This is the story of humanity and Apocolypto. And the city which takes Jaguar Paw and his tribe captive is the embodiment of man’s corruption and fall, subjugating people and nature in it’s perpetual quest for more. The fact that Gibson has pulled the film’s opening quote from something which was origina lly said of ancient Rome, indicates that the city represents more than one particular society. And in the pile of bodies, we’re shown an allusion to the destruction wrought by other empires. In fact, Gibson has said that the film is equally about the destruction wrought by the United States right now.
And its in this symbolic city that Jesus repeatedly gives himself, reversing man’s selfish trend. While some have called the Passion an anti-semitic film, its with and for the Jews that Jesus actually suffers. Isaiah 53 is the climax of a much longer passage in which God promises to return the Jews from their war captivity in Babylon. And the God’s servant suffers with Israel in their exile in Babylon to return them to the promised land. The fact that the word Passion (to suffer) is closely related to the word ComPassion (to suffer with) shouldn’t be missed. Jesus isn’t just one man suffering. He is Everyman suffering. And in Apocolypto, Gibson reinforces Jesus’ Compassion in the Passion by comparing and contrasting scenes like these. The graphic violence of these films is intended to remind us of the real world in which real humans actually experience these things. And the real God who endured nothing less with and for them.
And through his comPassion he returns humanity to the garden.
This there-and-back again plot is central to the bible, occurring again and again, representing man’s plight and hope for redemption. Jaguar Paws second half escape is symbolic of man’s struggle to find salvation in fleeing the selfishness of the city. Gibson also appears here to be alluding to William Golding’s Lord of the Flies but discussion of that will have to wait for the comments below.
Deus Ex Machina
This leads us to the film’s end which has been criticized as a Deus Ex Machina, a plot device whereby a seemingly unsolvable problem is abruptly resolved by an unexpected intervention of some new event, in essence lazy storytelling. Nothing in the film prepares the audience for the arrival of the Spanish.
But its important to note that the same was also true of the resurrection in the Passion of the Christ. While the rest of the film focuses on Christ suffering, the short resurrection scene at the end of the film occurs abruptly and appears tacked on. The film zooms in on Jesus at the beginning and zooms out on his dead body in the end. But The resurrection scene, with Jesus’ sideways exit, appears as something entirely new.
And that should remind of the true meaning of a Dues Ex Machina. It refers to the convention in ancient Greek tragedy to hoist gods onto the stage to solve these unsolvable problems. And in that sense the Resurrection is precisely that. It’s a Deus Ex Machina in the true sense of the term, it is humanly speaking utterly unexpected. To the Mayans, the arrival of the Spanish as strange as aliens landing on the earth. Or as Gibson appears to allude, the second coming of Christ.
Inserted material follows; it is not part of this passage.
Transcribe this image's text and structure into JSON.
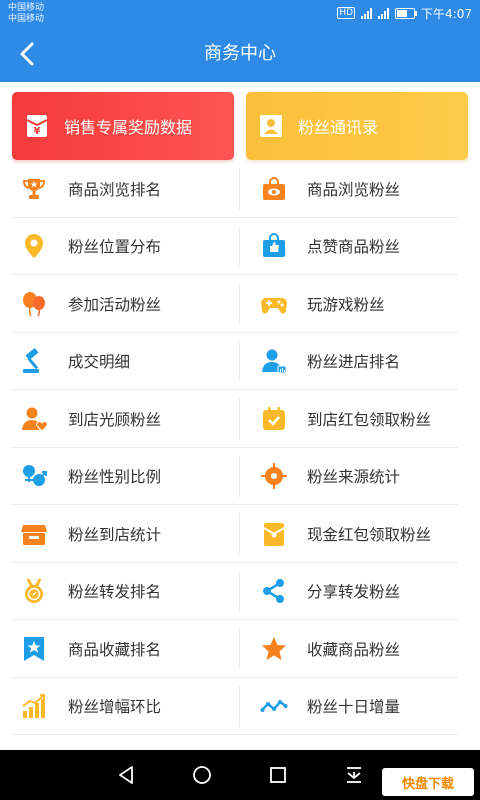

For Gibson, Revelation doesn’t just happen once but again and again.
The one who compassionately suffered with the victim has now become their oppressor’s judge.